What is needed:
Print, exactly as written, the line containing "Output a JSON" and every line after it, ending with the final line of the data below.
** Data excerpts follows **
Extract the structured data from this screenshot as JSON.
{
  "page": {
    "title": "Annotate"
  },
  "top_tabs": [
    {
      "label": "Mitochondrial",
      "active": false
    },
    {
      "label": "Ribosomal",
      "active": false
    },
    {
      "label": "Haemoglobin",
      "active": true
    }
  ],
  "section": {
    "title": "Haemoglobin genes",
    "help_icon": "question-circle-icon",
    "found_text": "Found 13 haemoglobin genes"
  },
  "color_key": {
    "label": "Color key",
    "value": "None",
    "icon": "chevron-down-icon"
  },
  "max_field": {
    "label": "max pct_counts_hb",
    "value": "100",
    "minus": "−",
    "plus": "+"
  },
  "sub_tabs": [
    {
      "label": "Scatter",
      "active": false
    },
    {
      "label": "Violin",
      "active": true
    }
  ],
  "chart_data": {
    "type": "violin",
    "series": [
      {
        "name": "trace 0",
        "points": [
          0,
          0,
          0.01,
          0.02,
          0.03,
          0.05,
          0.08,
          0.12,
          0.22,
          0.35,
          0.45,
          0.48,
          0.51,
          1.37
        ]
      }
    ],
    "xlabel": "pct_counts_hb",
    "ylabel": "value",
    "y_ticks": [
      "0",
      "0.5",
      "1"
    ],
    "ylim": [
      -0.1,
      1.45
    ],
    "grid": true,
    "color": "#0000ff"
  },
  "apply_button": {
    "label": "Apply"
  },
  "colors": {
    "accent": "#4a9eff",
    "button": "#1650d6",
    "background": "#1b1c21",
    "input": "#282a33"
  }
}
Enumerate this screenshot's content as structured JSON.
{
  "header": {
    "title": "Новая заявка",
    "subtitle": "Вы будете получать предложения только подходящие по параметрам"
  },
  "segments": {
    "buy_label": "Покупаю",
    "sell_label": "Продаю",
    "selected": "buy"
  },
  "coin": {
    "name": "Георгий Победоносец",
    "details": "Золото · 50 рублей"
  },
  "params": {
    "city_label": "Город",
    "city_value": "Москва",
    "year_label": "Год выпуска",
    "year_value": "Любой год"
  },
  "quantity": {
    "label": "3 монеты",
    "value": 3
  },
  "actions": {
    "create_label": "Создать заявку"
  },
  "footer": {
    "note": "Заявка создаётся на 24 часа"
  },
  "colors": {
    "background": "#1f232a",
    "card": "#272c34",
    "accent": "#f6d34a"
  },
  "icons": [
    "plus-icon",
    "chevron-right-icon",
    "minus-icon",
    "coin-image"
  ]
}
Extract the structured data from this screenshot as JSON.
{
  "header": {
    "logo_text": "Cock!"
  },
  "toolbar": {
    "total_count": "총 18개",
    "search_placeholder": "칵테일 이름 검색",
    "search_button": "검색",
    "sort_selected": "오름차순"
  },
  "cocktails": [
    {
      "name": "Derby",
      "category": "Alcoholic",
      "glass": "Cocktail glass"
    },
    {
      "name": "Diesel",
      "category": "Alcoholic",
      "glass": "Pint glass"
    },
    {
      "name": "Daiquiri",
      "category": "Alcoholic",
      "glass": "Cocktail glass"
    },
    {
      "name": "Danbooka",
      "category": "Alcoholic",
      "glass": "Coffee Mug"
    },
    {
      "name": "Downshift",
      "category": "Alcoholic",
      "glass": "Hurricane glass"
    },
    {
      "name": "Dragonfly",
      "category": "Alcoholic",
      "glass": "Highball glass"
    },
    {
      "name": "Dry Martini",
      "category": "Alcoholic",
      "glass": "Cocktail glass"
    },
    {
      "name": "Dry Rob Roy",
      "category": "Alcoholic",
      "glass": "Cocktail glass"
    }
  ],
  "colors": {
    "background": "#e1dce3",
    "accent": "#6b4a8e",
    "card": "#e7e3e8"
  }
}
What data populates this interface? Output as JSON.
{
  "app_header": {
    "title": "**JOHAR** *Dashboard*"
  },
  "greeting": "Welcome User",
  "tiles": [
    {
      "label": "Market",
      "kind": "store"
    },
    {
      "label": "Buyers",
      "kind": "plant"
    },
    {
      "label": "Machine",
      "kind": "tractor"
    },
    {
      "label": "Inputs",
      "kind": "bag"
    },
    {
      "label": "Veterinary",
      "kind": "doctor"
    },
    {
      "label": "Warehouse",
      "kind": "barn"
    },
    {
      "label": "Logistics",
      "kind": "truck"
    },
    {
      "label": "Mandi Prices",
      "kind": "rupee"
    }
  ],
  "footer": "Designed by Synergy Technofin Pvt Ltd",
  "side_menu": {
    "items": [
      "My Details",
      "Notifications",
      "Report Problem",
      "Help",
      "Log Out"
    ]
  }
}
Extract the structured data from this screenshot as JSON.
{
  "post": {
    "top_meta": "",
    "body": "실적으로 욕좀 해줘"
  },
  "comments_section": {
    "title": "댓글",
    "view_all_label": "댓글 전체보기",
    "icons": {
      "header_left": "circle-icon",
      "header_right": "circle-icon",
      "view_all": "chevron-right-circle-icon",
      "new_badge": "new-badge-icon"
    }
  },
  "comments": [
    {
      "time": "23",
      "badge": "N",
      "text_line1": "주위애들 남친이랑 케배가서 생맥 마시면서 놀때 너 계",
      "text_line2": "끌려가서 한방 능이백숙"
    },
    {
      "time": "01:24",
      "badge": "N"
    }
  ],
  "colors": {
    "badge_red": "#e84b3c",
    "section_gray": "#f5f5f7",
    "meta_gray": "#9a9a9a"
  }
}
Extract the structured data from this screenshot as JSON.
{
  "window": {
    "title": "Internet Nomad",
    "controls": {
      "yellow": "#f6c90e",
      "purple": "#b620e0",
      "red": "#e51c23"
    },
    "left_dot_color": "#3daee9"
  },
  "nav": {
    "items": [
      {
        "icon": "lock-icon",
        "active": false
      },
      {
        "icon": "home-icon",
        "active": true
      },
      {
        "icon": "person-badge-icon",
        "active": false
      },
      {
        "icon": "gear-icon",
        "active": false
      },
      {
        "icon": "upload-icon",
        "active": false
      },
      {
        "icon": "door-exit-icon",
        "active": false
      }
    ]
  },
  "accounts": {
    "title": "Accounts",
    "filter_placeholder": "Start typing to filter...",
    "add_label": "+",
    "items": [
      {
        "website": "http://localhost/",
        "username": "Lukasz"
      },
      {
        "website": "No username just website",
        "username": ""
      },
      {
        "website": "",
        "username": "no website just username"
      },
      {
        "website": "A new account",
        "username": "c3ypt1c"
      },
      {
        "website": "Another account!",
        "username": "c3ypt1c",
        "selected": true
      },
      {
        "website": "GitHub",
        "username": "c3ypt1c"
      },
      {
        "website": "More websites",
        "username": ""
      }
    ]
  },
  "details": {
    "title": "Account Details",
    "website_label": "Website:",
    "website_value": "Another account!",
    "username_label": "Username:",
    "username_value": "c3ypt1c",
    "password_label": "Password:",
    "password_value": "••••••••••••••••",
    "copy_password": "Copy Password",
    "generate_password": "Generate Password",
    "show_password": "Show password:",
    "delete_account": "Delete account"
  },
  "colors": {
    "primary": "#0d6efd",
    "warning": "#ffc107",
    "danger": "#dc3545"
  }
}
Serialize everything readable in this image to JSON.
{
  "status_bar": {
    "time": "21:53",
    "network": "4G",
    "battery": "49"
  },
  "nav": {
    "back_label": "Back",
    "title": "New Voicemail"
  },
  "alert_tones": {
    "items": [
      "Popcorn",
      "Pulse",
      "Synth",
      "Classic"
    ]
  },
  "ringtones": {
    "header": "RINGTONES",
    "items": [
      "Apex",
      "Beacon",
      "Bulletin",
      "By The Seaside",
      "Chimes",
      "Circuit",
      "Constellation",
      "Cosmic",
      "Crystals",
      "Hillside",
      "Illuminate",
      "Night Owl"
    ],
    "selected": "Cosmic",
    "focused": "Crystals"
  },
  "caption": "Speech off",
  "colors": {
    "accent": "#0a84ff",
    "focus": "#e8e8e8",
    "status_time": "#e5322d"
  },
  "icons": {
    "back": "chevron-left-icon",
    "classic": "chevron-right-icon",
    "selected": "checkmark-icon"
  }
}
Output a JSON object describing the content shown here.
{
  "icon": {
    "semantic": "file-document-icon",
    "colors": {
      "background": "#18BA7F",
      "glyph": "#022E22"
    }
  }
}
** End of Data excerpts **
Result:
Output a JSON object describing the content shown here.
{
  "icon": {
    "semantic": "file-document-icon",
    "colors": {
      "background": "#18BA7F",
      "glyph": "#022E22"
    }
  }
}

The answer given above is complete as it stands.